Do you remember Reginald Perrin from the 1970s TV comedy? He was the stressed executive whose excuses for being late into the office every morning from his suburban home ranged from the mundane to the ridiculous (“Twenty-two minutes late, badger ate a junction box at New Malden”).
These days many businesses can operate very successfully without requiring their entire workforce to travel into a central office every day. Homeworking is increasing all the time. In 2012, the TUC estimated there were over four million people working full time from home, with many more working from home occasionally.
That same year, in preparation for an expected disruption to working patterns during the London Olympics, the telecommunications company O2 carried out an experiment when all but 125 “mission critical” staff from a workforce of 3,000 worked from home instead of travelling to an office. O2 estimated that those staff saved a collective £9,000 in commuting costs and an additional 1,000 hours was spent working rather than travelling.
O2 achieved this by upgrading its virtual private network so the workforce could securely access files and internal websites from their home computers.
Many UK financial advisers are used to working away from a central office but I’m surprised at how many firms still operate a model that has a central office at its heart, with a hub of people commuting in every day.
Perhaps the time has come for more financial advisers to ask themselves if their business actually needs an office at all.
On a practical level, running an office – regardless of how big or small it is – involves a whole range of considerations. Office rent and rates; insurance; repairs; cleaning; maintenance; heating/cooling; lighting; health & safety measures; tea/coffee/water etc. All of these elements cost money and, importantly, time to organise and manage.
Imagine sweeping away all that and having time to focus on the main reason you are working: building your advisory business.
The rapid rise of specialist intelligent software such as Intelligent Office together with fast internet connections and the availability of mobile smartphones and tablets are not only of benefit to advisers who want freedom to operate from multiple geographical locations, they are significantly changing the way clients expect to do business too.

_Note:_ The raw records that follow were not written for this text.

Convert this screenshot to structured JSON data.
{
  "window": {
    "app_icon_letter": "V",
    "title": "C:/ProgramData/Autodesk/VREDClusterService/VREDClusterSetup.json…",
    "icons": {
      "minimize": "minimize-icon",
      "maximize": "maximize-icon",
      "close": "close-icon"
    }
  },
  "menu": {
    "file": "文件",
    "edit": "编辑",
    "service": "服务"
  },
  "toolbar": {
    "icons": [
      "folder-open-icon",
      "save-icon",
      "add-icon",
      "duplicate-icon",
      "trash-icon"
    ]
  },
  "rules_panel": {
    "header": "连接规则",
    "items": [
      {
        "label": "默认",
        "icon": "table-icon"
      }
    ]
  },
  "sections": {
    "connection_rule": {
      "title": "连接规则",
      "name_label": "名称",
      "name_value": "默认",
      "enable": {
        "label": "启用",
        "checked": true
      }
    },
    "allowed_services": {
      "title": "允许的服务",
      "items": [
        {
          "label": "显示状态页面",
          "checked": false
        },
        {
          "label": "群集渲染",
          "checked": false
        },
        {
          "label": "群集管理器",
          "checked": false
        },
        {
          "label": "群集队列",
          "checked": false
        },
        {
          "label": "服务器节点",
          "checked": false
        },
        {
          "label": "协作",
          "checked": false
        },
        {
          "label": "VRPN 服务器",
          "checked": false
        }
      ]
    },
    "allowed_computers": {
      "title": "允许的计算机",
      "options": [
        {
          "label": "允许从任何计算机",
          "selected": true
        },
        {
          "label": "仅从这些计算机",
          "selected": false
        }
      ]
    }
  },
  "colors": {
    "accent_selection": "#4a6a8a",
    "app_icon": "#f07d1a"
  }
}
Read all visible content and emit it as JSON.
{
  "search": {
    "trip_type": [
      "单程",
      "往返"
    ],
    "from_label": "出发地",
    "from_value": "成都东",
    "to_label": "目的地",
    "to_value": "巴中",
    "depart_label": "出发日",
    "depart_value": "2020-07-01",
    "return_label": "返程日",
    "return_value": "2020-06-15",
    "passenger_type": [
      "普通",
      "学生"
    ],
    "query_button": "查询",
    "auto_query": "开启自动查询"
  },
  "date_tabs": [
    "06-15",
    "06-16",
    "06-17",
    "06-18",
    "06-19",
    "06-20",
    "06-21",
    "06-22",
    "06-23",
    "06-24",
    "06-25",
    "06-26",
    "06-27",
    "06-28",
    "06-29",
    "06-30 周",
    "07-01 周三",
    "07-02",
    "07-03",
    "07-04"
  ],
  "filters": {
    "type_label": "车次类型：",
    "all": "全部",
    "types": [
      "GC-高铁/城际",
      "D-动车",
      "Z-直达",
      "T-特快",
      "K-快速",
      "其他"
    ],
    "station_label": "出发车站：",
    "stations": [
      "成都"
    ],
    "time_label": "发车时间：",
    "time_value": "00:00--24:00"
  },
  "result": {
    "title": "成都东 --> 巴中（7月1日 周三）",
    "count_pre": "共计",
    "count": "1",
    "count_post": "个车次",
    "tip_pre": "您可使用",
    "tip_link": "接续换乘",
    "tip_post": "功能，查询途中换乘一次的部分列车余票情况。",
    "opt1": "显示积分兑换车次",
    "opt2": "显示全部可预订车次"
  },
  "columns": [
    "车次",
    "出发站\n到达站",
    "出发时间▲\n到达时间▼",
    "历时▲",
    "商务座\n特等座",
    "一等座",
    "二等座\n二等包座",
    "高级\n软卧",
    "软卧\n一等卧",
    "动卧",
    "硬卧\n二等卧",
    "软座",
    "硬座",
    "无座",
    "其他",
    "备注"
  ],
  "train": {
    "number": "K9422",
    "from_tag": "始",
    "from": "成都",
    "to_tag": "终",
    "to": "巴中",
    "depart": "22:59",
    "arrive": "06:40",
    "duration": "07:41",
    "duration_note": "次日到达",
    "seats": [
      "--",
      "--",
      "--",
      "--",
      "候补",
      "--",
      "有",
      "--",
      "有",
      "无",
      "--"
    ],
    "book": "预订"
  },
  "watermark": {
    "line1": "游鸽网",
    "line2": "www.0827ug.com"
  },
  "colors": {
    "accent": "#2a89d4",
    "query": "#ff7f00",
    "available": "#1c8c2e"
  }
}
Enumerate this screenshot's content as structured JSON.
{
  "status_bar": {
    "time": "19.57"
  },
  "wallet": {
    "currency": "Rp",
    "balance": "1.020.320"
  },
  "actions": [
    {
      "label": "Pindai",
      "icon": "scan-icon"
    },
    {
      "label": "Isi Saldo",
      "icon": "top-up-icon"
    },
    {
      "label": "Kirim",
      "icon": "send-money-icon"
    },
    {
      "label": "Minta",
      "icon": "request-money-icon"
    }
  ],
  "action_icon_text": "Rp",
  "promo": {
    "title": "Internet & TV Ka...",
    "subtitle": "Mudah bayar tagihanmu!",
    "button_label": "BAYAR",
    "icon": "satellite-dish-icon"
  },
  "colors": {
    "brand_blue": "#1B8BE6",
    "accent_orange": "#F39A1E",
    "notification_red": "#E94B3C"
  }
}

According to the Office for National Statistics (ONS), in 2014 38 million British adults accessed the internet daily, 21 million more than in 2006. Accessing the internet via a mobile device more than doubled between 2010 and 2014, from 24% to 58% and fixed broadband internet connections were used by nine out 10 British households.
The days when clients expected to do their financial planning face-to-face with advisers are rapidly disappearing, with all age groups embracing the benefits of digital interaction and the real-time, instant access information it provides.
Specialist software such as Intelligent Office that allows advisers to run their businesses more efficiently and cost effectively is increasingly sophisticated yet does not require users to be IT geeks; it just requires a different mind-set. The hub of a business is no longer the office building; it’s the technology eco system at its heart that is driving success.
With cost pressures likely to increase for today’s IFAs, there’s never been a better time to take a long hard look at how advisory businesses are structured. Life may not always be a beach but working from one is not out of the question for advisers who fully switch on to the benefits technology offers.